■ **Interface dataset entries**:
------------------------------------------------------------
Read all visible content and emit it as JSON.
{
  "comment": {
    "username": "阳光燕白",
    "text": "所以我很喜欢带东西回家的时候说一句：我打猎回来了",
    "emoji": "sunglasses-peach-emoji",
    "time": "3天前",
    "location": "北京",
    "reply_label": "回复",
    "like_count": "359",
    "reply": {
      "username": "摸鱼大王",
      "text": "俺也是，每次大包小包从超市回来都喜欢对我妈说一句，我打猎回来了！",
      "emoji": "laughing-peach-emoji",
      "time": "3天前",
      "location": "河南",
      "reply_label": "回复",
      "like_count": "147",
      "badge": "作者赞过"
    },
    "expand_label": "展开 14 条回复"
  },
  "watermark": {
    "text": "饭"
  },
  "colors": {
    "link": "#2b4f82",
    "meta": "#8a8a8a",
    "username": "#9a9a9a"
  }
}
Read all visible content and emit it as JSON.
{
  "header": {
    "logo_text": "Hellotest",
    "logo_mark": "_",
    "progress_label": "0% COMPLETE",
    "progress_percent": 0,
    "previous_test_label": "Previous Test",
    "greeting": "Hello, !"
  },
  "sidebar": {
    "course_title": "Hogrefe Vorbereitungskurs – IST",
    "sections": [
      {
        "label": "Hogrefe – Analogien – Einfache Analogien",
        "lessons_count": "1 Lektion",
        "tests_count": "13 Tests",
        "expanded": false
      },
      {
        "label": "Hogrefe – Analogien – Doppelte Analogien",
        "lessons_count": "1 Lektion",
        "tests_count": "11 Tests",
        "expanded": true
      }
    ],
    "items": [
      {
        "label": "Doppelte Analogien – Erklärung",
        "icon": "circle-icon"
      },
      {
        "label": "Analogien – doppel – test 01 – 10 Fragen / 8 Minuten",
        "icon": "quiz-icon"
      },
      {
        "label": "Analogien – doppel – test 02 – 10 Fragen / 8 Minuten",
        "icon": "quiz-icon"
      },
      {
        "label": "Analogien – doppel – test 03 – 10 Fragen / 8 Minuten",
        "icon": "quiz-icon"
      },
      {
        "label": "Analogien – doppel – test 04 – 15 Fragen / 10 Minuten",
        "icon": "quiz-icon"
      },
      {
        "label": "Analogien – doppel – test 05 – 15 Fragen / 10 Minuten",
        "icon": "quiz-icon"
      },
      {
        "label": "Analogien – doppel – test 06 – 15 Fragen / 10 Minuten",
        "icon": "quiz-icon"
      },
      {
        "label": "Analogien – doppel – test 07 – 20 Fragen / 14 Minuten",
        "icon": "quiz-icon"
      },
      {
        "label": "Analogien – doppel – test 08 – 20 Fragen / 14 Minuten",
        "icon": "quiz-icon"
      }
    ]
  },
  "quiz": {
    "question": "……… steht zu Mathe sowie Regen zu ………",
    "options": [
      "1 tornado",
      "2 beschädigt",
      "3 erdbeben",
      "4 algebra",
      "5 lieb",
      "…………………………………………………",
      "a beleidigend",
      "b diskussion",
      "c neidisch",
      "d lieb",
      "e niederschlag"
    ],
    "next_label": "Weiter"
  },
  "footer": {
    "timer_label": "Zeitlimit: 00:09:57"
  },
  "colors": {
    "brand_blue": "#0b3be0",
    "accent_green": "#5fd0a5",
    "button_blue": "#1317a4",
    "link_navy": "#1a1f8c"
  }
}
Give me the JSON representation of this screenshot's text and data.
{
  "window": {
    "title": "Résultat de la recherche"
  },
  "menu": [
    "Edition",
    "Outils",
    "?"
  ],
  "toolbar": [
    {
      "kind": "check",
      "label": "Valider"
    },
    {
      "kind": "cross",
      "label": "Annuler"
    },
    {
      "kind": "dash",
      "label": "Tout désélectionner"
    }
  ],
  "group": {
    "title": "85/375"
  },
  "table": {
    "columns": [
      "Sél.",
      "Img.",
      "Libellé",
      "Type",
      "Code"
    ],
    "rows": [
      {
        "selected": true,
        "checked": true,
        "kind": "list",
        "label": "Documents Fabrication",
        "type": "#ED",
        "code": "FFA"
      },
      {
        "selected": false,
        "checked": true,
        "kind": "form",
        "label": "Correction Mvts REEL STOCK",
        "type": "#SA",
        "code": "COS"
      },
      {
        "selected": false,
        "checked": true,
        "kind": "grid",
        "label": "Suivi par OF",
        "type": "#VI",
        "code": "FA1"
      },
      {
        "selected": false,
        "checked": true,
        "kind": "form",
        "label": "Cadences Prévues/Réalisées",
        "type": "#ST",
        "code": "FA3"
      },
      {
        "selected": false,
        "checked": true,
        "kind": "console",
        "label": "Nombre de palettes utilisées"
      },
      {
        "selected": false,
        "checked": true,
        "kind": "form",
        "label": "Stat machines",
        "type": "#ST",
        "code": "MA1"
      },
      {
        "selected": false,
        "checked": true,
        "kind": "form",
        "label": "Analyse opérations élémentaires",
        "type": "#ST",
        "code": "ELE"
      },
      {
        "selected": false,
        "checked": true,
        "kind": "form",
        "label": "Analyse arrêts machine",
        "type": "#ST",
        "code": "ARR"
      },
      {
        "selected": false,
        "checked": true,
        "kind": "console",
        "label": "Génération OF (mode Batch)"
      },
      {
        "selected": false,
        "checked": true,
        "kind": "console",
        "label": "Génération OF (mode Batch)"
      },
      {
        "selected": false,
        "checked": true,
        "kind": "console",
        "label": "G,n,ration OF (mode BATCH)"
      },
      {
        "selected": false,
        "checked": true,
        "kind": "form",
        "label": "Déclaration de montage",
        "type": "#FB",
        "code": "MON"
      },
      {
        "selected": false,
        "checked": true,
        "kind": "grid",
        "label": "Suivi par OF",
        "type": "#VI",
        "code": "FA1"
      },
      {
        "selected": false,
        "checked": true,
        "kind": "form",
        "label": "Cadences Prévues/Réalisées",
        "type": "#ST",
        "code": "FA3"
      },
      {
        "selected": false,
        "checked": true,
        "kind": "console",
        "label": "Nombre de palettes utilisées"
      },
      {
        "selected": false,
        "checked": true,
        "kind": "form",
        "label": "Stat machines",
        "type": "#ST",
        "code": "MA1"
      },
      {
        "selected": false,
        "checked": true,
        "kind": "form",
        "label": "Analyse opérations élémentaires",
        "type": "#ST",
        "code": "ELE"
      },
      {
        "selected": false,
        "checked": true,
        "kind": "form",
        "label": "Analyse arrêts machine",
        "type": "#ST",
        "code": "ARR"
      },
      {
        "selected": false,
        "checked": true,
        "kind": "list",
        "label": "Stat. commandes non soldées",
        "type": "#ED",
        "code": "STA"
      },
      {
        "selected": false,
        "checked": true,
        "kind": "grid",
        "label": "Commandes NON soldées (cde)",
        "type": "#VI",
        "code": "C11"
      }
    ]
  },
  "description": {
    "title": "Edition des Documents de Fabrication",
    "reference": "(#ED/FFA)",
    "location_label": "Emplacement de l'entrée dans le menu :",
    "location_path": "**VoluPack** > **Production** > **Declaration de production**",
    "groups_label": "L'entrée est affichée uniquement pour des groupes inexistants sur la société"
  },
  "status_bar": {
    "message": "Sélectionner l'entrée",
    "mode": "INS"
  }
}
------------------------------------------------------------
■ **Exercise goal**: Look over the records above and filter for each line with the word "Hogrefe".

■ **Task result**:
    "course_title": "Hogrefe Vorbereitungskurs – IST",
        "label": "Hogrefe – Analogien – Einfache Analogien",
        "label": "Hogrefe – Analogien – Doppelte Analogien",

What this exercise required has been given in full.